TRY IT — Sort through the entries below and pull out lines containing the word "title".

DATA EXTRACTS —
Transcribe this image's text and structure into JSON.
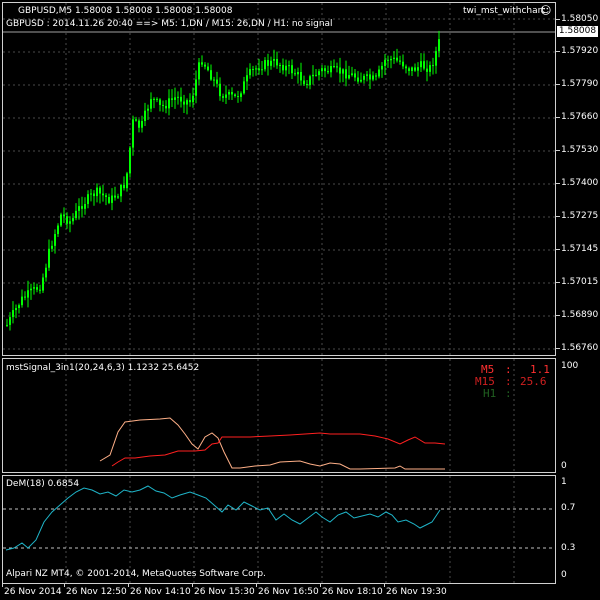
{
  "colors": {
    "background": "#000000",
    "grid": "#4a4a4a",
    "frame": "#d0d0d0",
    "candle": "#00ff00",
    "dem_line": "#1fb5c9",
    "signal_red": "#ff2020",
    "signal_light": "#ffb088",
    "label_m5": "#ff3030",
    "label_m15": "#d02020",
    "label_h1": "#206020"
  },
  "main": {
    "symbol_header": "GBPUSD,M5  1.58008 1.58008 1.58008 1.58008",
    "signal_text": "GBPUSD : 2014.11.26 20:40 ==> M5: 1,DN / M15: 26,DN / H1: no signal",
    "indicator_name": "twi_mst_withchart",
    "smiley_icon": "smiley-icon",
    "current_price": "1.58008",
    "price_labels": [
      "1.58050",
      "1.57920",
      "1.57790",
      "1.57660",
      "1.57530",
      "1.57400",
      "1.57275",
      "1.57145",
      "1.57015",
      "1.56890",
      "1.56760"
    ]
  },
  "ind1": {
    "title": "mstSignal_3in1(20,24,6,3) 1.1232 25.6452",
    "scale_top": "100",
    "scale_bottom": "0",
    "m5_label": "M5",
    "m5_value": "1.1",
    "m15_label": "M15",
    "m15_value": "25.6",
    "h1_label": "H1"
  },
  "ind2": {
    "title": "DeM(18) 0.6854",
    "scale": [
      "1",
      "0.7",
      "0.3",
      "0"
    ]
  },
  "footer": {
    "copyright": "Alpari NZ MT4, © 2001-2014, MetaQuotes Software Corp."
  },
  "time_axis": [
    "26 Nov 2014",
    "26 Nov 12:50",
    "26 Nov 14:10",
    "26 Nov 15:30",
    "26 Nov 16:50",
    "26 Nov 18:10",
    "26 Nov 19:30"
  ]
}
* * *
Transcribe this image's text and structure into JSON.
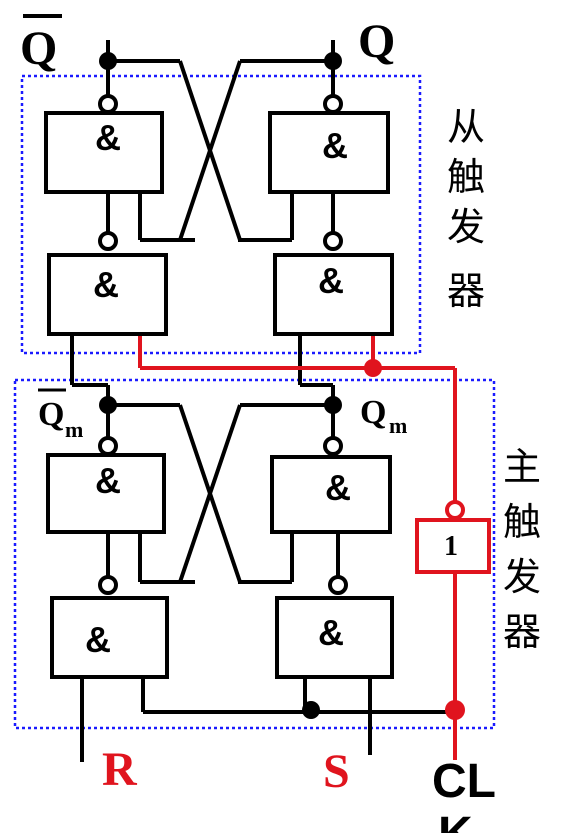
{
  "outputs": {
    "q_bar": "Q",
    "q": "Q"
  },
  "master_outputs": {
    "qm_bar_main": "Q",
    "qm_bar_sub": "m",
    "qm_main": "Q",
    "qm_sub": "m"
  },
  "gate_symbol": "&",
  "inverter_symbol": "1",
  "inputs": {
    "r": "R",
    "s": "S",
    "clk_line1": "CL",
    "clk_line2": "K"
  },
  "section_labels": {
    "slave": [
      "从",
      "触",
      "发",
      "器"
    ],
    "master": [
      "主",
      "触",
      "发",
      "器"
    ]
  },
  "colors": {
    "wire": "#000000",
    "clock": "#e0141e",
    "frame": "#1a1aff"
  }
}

FINAL ANSWER —
    "title": "mstSignal_3in1(20,24,6,3) 1.1232 25.6452",
    "title": "DeM(18) 0.6854",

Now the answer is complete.